*** Opening of Data for review ***
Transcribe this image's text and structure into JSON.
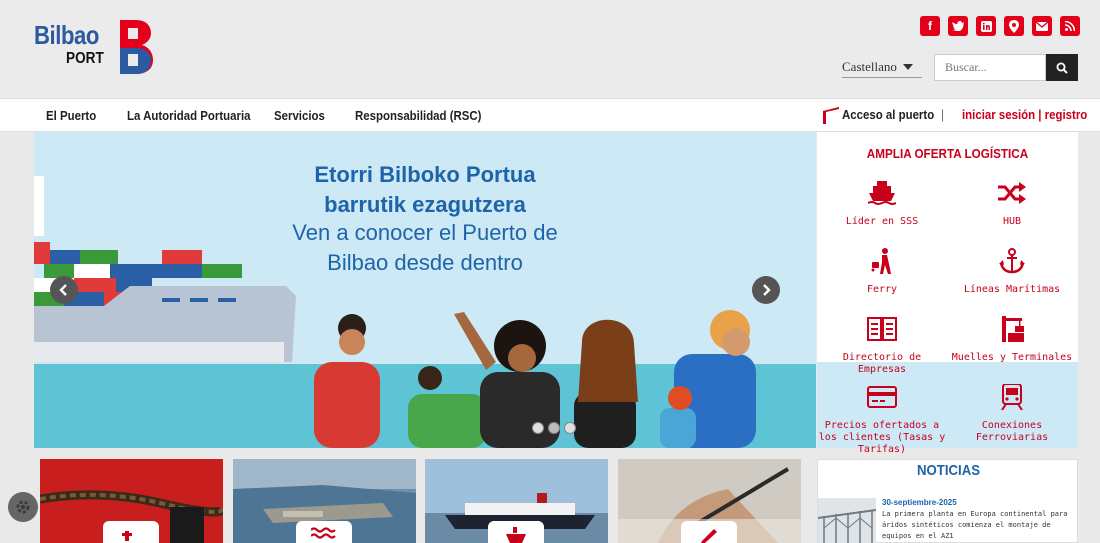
{
  "brand": {
    "name": "Bilbao",
    "sub": "PORT",
    "mark": "B"
  },
  "colors": {
    "accent": "#c8001b",
    "brand_blue": "#2c5aa0",
    "sky": "#cde9f6"
  },
  "social": [
    {
      "icon": "facebook-icon",
      "glyph": "f"
    },
    {
      "icon": "twitter-icon",
      "glyph": "t"
    },
    {
      "icon": "linkedin-icon",
      "glyph": "in"
    },
    {
      "icon": "map-marker-icon",
      "glyph": "⚲"
    },
    {
      "icon": "mail-icon",
      "glyph": "✉"
    },
    {
      "icon": "rss-icon",
      "glyph": "≋"
    }
  ],
  "language": {
    "selected": "Castellano"
  },
  "search": {
    "placeholder": "Buscar..."
  },
  "nav": {
    "items": [
      "El Puerto",
      "La Autoridad Portuaria",
      "Servicios",
      "Responsabilidad (RSC)"
    ],
    "access": "Acceso al puerto",
    "separator": "|",
    "login": "iniciar sesión | registro"
  },
  "hero": {
    "line1": "Etorri Bilboko Portua",
    "line2": "barrutik ezagutzera",
    "line3": "Ven a conocer el Puerto de",
    "line4": "Bilbao desde dentro",
    "slides": 3,
    "active_slide": 2
  },
  "logistics": {
    "title": "AMPLIA OFERTA LOGÍSTICA",
    "items": [
      {
        "label": "Líder en SSS",
        "icon": "ship-icon"
      },
      {
        "label": "HUB",
        "icon": "shuffle-icon"
      },
      {
        "label": "Ferry",
        "icon": "traveler-icon"
      },
      {
        "label": "Líneas Marítimas",
        "icon": "anchor-icon"
      },
      {
        "label": "Directorio de Empresas",
        "icon": "book-icon"
      },
      {
        "label": "Muelles y Terminales",
        "icon": "crane-icon"
      },
      {
        "label": "Precios ofertados a los clientes (Tasas y Tarifas)",
        "icon": "credit-card-icon"
      },
      {
        "label": "Conexiones Ferroviarias",
        "icon": "train-icon"
      }
    ]
  },
  "news": {
    "title": "NOTICIAS",
    "date": "30-septiembre-2025",
    "text": "La primera planta en Europa continental para áridos sintéticos comienza el montaje de equipos en el AZ1"
  }
}
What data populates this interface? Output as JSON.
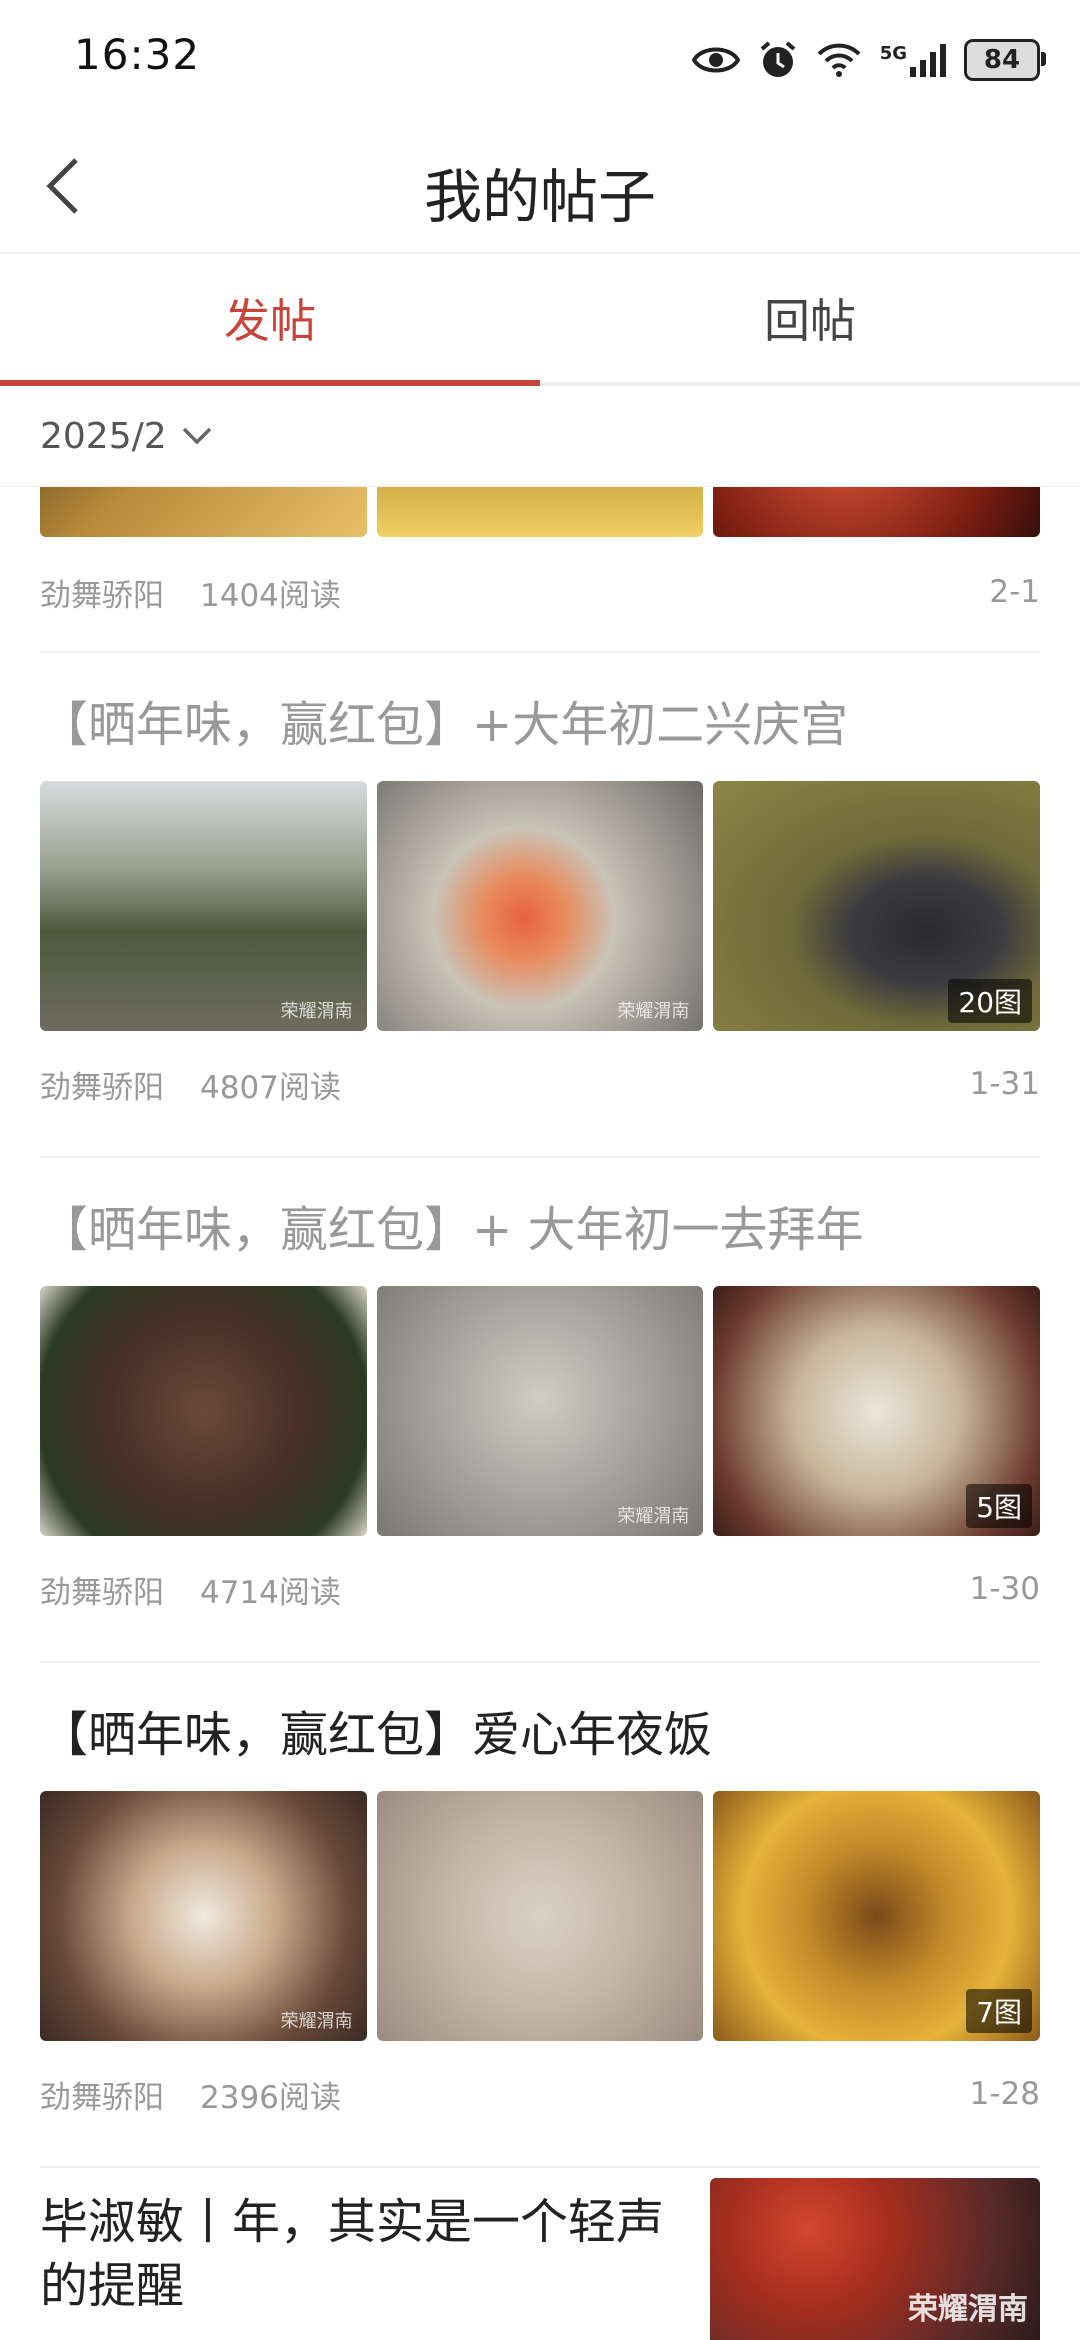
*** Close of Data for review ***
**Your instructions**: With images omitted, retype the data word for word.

**Answer box**:
Transcribe this image's text and structure into JSON.
{
  "brand": {
    "name": "Bilbao",
    "sub": "PORT",
    "mark": "B"
  },
  "colors": {
    "accent": "#c8001b",
    "brand_blue": "#2c5aa0",
    "sky": "#cde9f6"
  },
  "social": [
    {
      "icon": "facebook-icon",
      "glyph": "f"
    },
    {
      "icon": "twitter-icon",
      "glyph": "t"
    },
    {
      "icon": "linkedin-icon",
      "glyph": "in"
    },
    {
      "icon": "map-marker-icon",
      "glyph": "⚲"
    },
    {
      "icon": "mail-icon",
      "glyph": "✉"
    },
    {
      "icon": "rss-icon",
      "glyph": "≋"
    }
  ],
  "language": {
    "selected": "Castellano"
  },
  "search": {
    "placeholder": "Buscar..."
  },
  "nav": {
    "items": [
      "El Puerto",
      "La Autoridad Portuaria",
      "Servicios",
      "Responsabilidad (RSC)"
    ],
    "access": "Acceso al puerto",
    "separator": "|",
    "login": "iniciar sesión | registro"
  },
  "hero": {
    "line1": "Etorri Bilboko Portua",
    "line2": "barrutik ezagutzera",
    "line3": "Ven a conocer el Puerto de",
    "line4": "Bilbao desde dentro",
    "slides": 3,
    "active_slide": 2
  },
  "logistics": {
    "title": "AMPLIA OFERTA LOGÍSTICA",
    "items": [
      {
        "label": "Líder en SSS",
        "icon": "ship-icon"
      },
      {
        "label": "HUB",
        "icon": "shuffle-icon"
      },
      {
        "label": "Ferry",
        "icon": "traveler-icon"
      },
      {
        "label": "Líneas Marítimas",
        "icon": "anchor-icon"
      },
      {
        "label": "Directorio de Empresas",
        "icon": "book-icon"
      },
      {
        "label": "Muelles y Terminales",
        "icon": "crane-icon"
      },
      {
        "label": "Precios ofertados a los clientes (Tasas y Tarifas)",
        "icon": "credit-card-icon"
      },
      {
        "label": "Conexiones Ferroviarias",
        "icon": "train-icon"
      }
    ]
  },
  "news": {
    "title": "NOTICIAS",
    "date": "30-septiembre-2025",
    "text": "La primera planta en Europa continental para áridos sintéticos comienza el montaje de equipos en el AZ1"
  }
}
What data populates this interface? Output as JSON.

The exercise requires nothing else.